INSTRUCTIONS FOR THE TASK »
Filter these records by the string "title", copying each line that holds it.

=== PROVIDED DATA ===

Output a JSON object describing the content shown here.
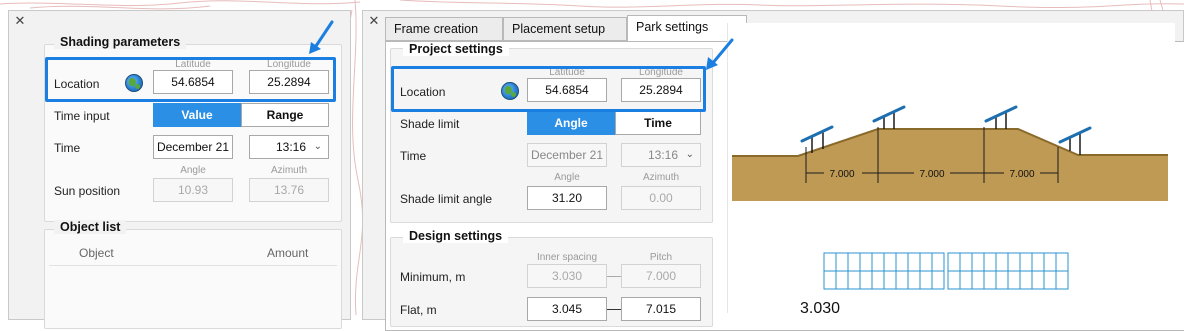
{
  "left": {
    "shading": {
      "title": "Shading parameters",
      "location_label": "Location",
      "lat_caption": "Latitude",
      "lon_caption": "Longitude",
      "latitude": "54.6854",
      "longitude": "25.2894",
      "time_input_label": "Time input",
      "time_input_options": [
        "Value",
        "Range"
      ],
      "time_input_selected": "Value",
      "time_label": "Time",
      "date": "December 21",
      "time": "13:16",
      "angle_caption": "Angle",
      "azimuth_caption": "Azimuth",
      "sun_position_label": "Sun position",
      "angle": "10.93",
      "azimuth": "13.76"
    },
    "object_list": {
      "title": "Object list",
      "col_object": "Object",
      "col_amount": "Amount"
    }
  },
  "right": {
    "tabs": [
      "Frame creation",
      "Placement setup",
      "Park settings"
    ],
    "active_tab": "Park settings",
    "project": {
      "title": "Project settings",
      "location_label": "Location",
      "lat_caption": "Latitude",
      "lon_caption": "Longitude",
      "latitude": "54.6854",
      "longitude": "25.2894",
      "shade_limit_label": "Shade limit",
      "shade_limit_options": [
        "Angle",
        "Time"
      ],
      "shade_limit_selected": "Angle",
      "time_label": "Time",
      "date": "December 21",
      "time": "13:16",
      "angle_caption": "Angle",
      "azimuth_caption": "Azimuth",
      "shade_limit_angle_label": "Shade limit angle",
      "angle": "31.20",
      "azimuth": "0.00"
    },
    "design": {
      "title": "Design settings",
      "inner_caption": "Inner spacing",
      "pitch_caption": "Pitch",
      "minimum_label": "Minimum, m",
      "minimum_inner": "3.030",
      "minimum_pitch": "7.000",
      "flat_label": "Flat, m",
      "flat_inner": "3.045",
      "flat_pitch": "7.015"
    },
    "diagram": {
      "spacings": [
        "7.000",
        "7.000",
        "7.000"
      ],
      "layout_value": "3.030"
    }
  },
  "colors": {
    "accent": "#2b8fe5",
    "highlight": "#1a7fe0",
    "terrain": "#bf9a55",
    "terrain_edge": "#8a6a2a",
    "panel": "#1e6fb0",
    "topo_lines": "#e2b0b0"
  }
}
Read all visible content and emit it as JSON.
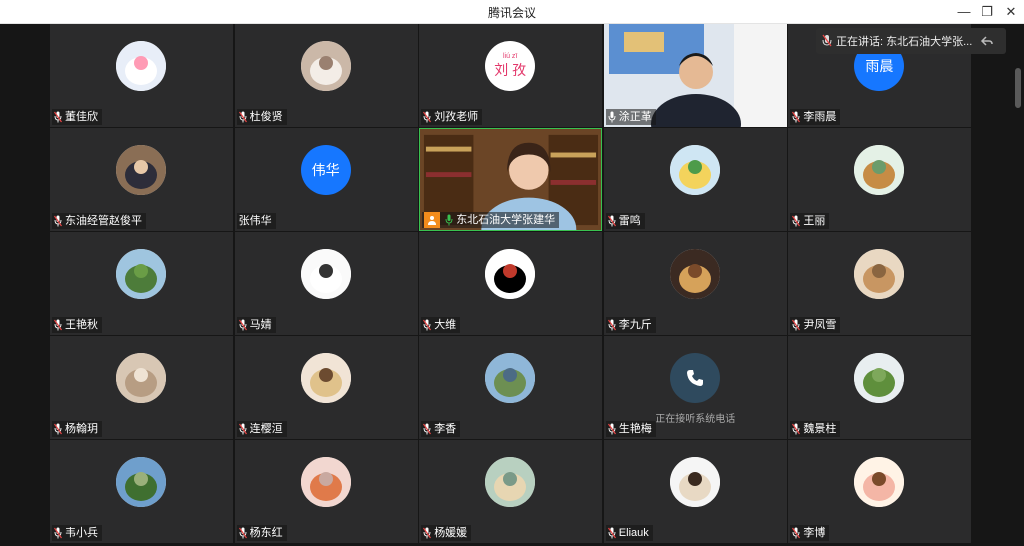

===

OUTPUT OF THE TASK »
      "title": "Shading parameters",
      "title": "Object list",
      "title": "Project settings",
      "title": "Design settings",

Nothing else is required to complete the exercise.